“We must pay more attention to the angst that some of our fellow Christians go through due in part to the uncertainty about how openess disclosure of same-sex attraction will be greeted within the family circle and within the church, and due in part to how this might impact on young people’s mental health.
“At times we can speak very glibly about fellowship and pastoral care and the church as a loving community but how many of us actually practise these things in our own congregations?”
He added: “We must not be dismissive of people or not judgmental. People matter to God, all people, including our members and families who live with same-sex attraction.”

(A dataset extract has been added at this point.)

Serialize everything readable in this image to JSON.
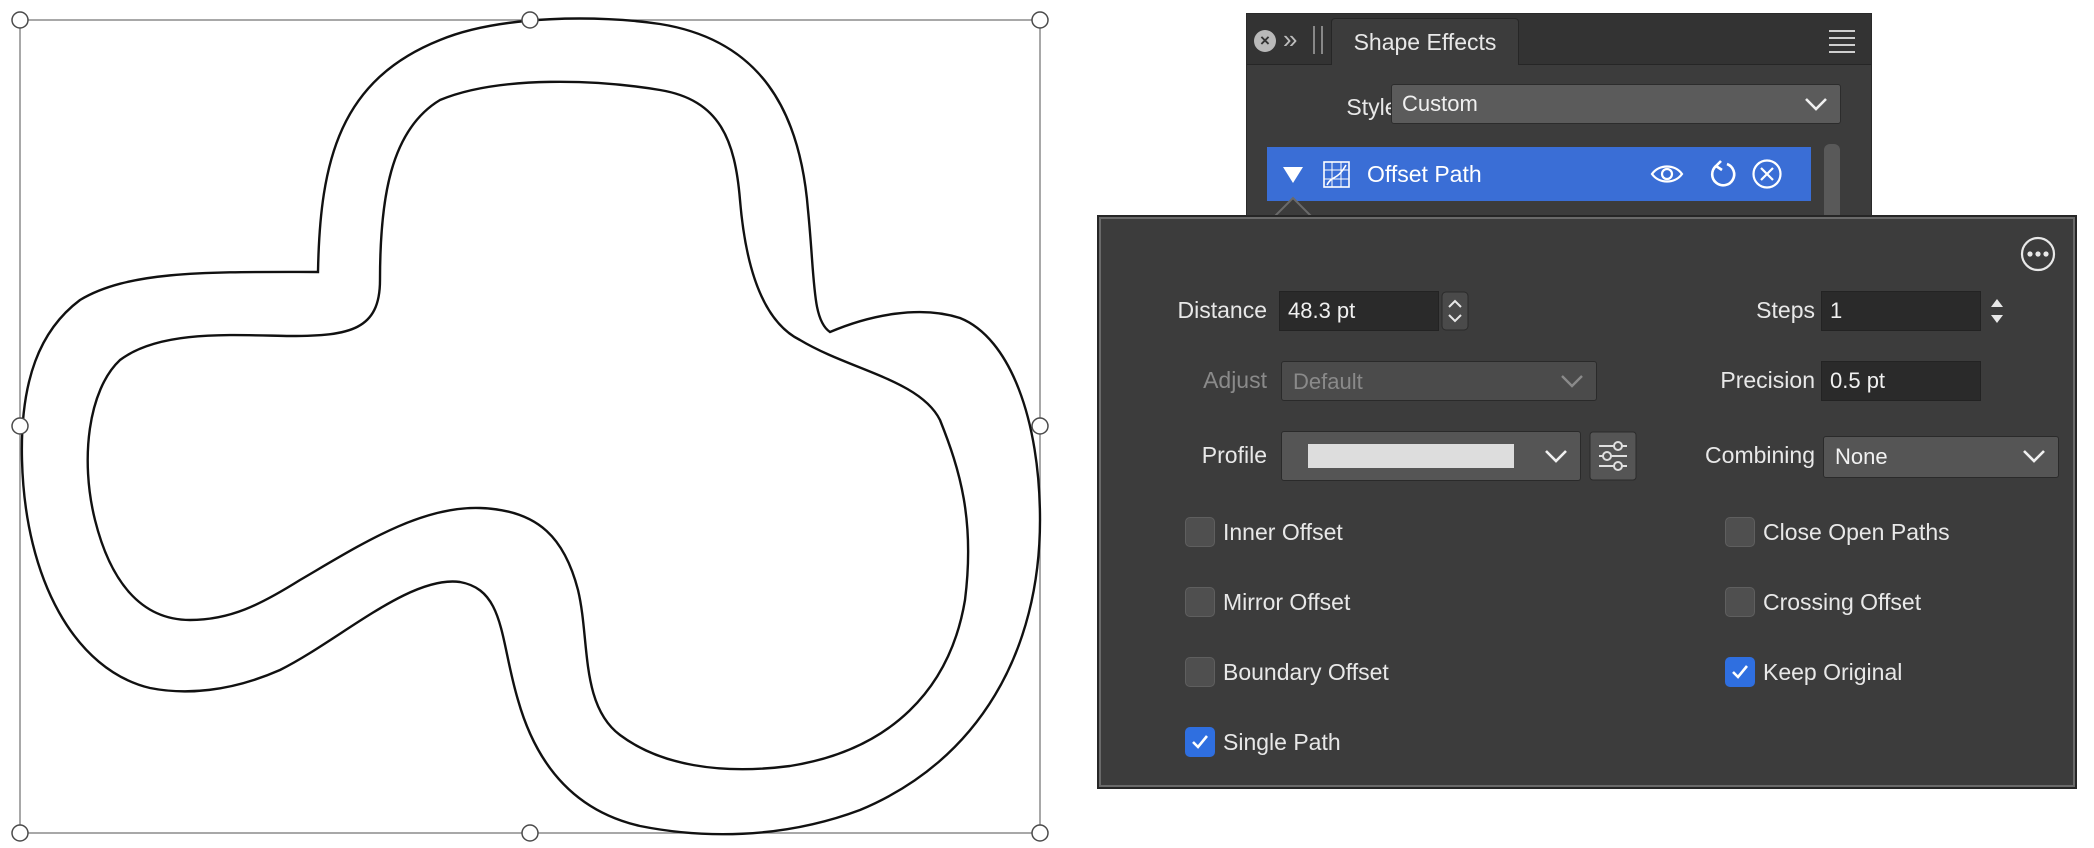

Another former moderator, Rev John Dunlop, spoke of gay Christians like Padraig O’Tuama who have shared their painful experiences with select members of the Presbyterian Church, adding: “I regret that it has not been possible for the whole assembly to hear him and other such stories first hand from our fellow Presbyterians; it’s not enough to send people like Rob Craig out on our behalf, for there is no substitute for face to face and mouth to ear, and heart to heart encounters.”
Rev Cheryl Meban, chaplain at Ulster University Jordanstown, said: “The presence of difference among us is a gift. That’s what makes it possible for us to learn to love, to grow in patience and humility and to listen. Let us cherish our diversity. Surely on this we can agree, all our relationships go as short as the glory of God.”
Rev John Dickinson of Carnmoney Presbyterian said that last year’s decision came as a “hammer blow” to members of his congregation with sons who were gay or daughters who were lesbians.
He said: “It’s good that this report reflects how some officers went above and beyond the call of duties. It would be helpful if the report has also said sorry to those who we so deeply hurt.”
Rev Dickinson’s contribution was followed by an apology from Rev Gribben.